Hi Bo, I see you have a good fluency in formal power-series and I'd like to know if you have any immediate insight about the possibility/problems of two-variables power-series satisfying a "formal" Ackermann/Goodstein equation.

Basically formal power-series over a ring \(R[[X]]\) are formally the same as functions \(R^\mathbb N\) but with much richer algebraic structure on it. Formal power-series on two variables are something like infinite matrices \(R[[X,Y]]\simeq R^{\mathbb N\times \mathbb N} \).

In some cases maybe it is possible to nest-compose 2-variables formal power-series. What about a powerserie \(A\in \mathbb R[[X,Y]]\) s.t.

\[A(S_0(X),S_1(Y))=A(X,A(S_0(X),Y))\]

Where \(S_0(X)=1+X\) and \(S_1(Y)=1+Y\).

What would be the condition to impose on the coefficient matrix of \(A\) that ensure the existence of that composition "as a formal power-series", and what that equation would imply on the coefficient matrix itself?

Inspired by the discussion in (wikipedia) Formal group law.

Let \(A\in R[[X,Y]] \) and \(A(X,Y)=\sum_{n,m}a_{n,m}X^nY^m\). If I'm not mistaken, the condition \(A(0,Y)=Y+1\) implies that \(a_{0,0}=1\), \(a_{0,1}=1\) and if \(1\lt m\) we have \(a_{0,m}=0\).

\[

A=

\begin{bmatrix}

1 & 1 & 0 & 0 & \cdots \\

a_{10} & a_{11} & a_{12} & a_{13} &\cdots \\

a_{20} & a_{21} & a_{22} & a_{23} &\cdots \\

\vdots & \vdots & \vdots & \vdots & \ddots \\

\end{bmatrix}\]

So the initial condition, what I call "trivial zeration" or Goodstein condition, implies that

\[A(X,Y)=1+Y+\sum_{0\lt n,m}a_{n,m}X^nY^n\]

Basically formal power-series over a ring \(R[[X]]\) are formally the same as functions \(R^\mathbb N\) but with much richer algebraic structure on it. Formal power-series on two variables are something like infinite matrices \(R[[X,Y]]\simeq R^{\mathbb N\times \mathbb N} \).

In some cases maybe it is possible to nest-compose 2-variables formal power-series. What about a powerserie \(A\in \mathbb R[[X,Y]]\) s.t.

\[A(S_0(X),S_1(Y))=A(X,A(S_0(X),Y))\]

Where \(S_0(X)=1+X\) and \(S_1(Y)=1+Y\).
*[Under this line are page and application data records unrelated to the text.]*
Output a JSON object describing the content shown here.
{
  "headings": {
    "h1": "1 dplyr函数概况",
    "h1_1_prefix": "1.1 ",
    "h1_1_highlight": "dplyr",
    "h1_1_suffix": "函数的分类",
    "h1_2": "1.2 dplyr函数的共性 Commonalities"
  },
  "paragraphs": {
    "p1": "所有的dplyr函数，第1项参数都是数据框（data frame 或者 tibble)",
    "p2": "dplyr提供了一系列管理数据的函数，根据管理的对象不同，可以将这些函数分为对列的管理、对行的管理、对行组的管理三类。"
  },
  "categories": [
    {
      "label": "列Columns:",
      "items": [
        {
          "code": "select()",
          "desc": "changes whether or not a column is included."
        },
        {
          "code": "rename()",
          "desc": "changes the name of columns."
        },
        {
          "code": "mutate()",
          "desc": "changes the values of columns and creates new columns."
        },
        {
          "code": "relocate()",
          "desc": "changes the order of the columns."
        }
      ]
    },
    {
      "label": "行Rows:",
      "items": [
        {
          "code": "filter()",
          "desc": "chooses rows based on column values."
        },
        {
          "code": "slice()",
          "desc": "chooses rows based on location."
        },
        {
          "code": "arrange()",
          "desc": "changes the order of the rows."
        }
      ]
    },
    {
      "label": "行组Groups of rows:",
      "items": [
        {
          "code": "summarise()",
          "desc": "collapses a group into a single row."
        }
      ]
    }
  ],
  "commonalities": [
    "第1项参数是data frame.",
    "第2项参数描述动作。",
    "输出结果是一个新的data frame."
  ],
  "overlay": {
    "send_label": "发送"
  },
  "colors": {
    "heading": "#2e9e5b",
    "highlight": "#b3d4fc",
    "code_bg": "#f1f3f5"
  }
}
What would be the condition to impose on the coefficient matrix of \(A\) that ensure the existence of that composition "as a formal power-series", and what that equation would imply on the coefficient matrix itself?

Inspired by the discussion in (wikipedia) Formal group law.

Let \(A\in R[[X,Y]] \) and \(A(X,Y)=\sum_{n,m}a_{n,m}X^nY^m\). If I'm not mistaken, the condition \(A(0,Y)=Y+1\) implies that \(a_{0,0}=1\), \(a_{0,1}=1\) and if \(1\lt m\) we have \(a_{0,m}=0\).

\[

A=

\begin{bmatrix}

1 & 1 & 0 & 0 & \cdots \\

a_{10} & a_{11} & a_{12} & a_{13} &\cdots \\

a_{20} & a_{21} & a_{22} & a_{23} &\cdots \\

\vdots & \vdots & \vdots & \vdots & \ddots \\

\end{bmatrix}\]

So the initial condition, what I call "trivial zeration" or Goodstein condition, implies that

\[A(X,Y)=1+Y+\sum_{0\lt n,m}a_{n,m}X^nY^n\]

MSE MphLee

Mother Law \((\sigma+1)0=\sigma (\sigma+1)\)

S Law \(\bigcirc_f^{\lambda}\square_f^{\lambda^+}(g)=\square_g^{\lambda}\bigcirc_g^{\lambda^+}(f)\)